Start of Data to examine

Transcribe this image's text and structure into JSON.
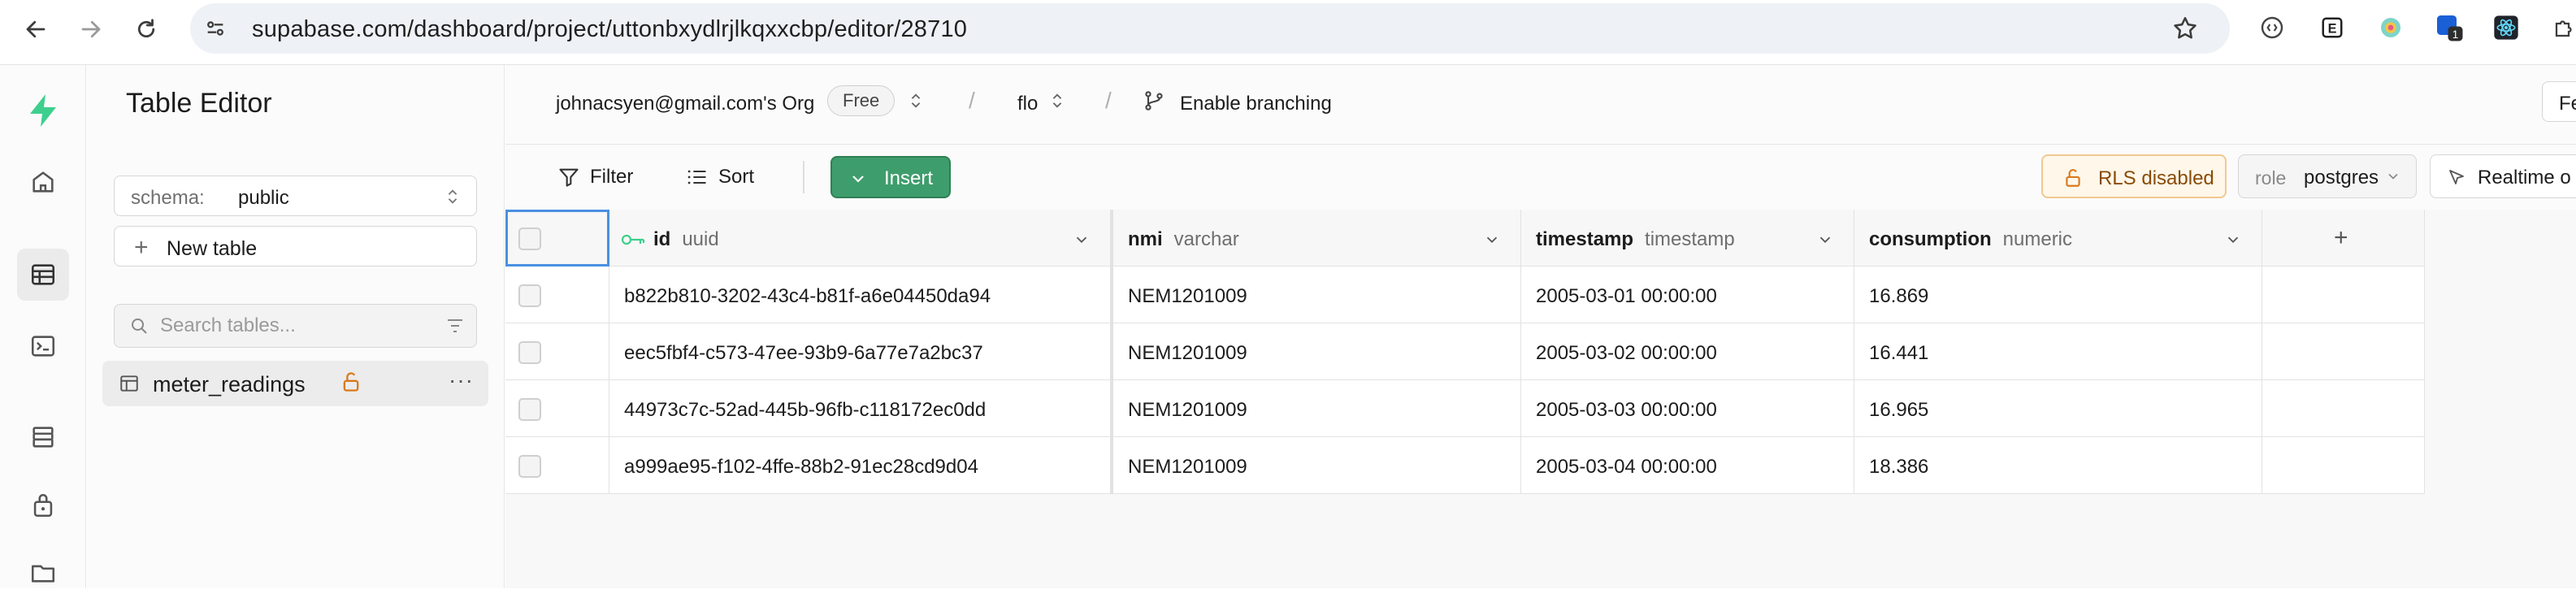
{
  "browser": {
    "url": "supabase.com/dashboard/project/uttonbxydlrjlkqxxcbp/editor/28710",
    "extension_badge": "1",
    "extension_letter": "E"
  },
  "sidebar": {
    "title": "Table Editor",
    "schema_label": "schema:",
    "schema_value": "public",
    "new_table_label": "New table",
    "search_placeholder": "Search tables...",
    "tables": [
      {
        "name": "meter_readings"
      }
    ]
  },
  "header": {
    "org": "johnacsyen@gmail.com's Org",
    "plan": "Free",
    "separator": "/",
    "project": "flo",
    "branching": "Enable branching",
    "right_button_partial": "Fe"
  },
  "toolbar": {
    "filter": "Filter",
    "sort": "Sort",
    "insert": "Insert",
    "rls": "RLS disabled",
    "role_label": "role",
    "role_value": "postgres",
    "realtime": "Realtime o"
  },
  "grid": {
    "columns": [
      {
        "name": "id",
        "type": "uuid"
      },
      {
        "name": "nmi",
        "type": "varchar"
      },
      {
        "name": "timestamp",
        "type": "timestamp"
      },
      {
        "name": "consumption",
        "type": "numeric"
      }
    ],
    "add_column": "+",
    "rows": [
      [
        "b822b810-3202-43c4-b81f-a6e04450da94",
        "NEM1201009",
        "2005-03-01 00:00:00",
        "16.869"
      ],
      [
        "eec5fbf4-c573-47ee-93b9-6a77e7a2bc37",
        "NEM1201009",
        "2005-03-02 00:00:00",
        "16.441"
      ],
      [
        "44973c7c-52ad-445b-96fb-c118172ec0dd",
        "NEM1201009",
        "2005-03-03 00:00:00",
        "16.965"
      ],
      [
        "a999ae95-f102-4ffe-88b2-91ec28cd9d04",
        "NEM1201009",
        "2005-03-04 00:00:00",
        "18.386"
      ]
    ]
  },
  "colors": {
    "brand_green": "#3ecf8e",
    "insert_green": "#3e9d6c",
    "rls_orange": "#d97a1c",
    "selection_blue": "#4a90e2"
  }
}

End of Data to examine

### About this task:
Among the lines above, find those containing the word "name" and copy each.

### Written solution:
        "name": "meter_readings"
        "name": "id",
        "name": "nmi",
        "name": "timestamp",
        "name": "consumption",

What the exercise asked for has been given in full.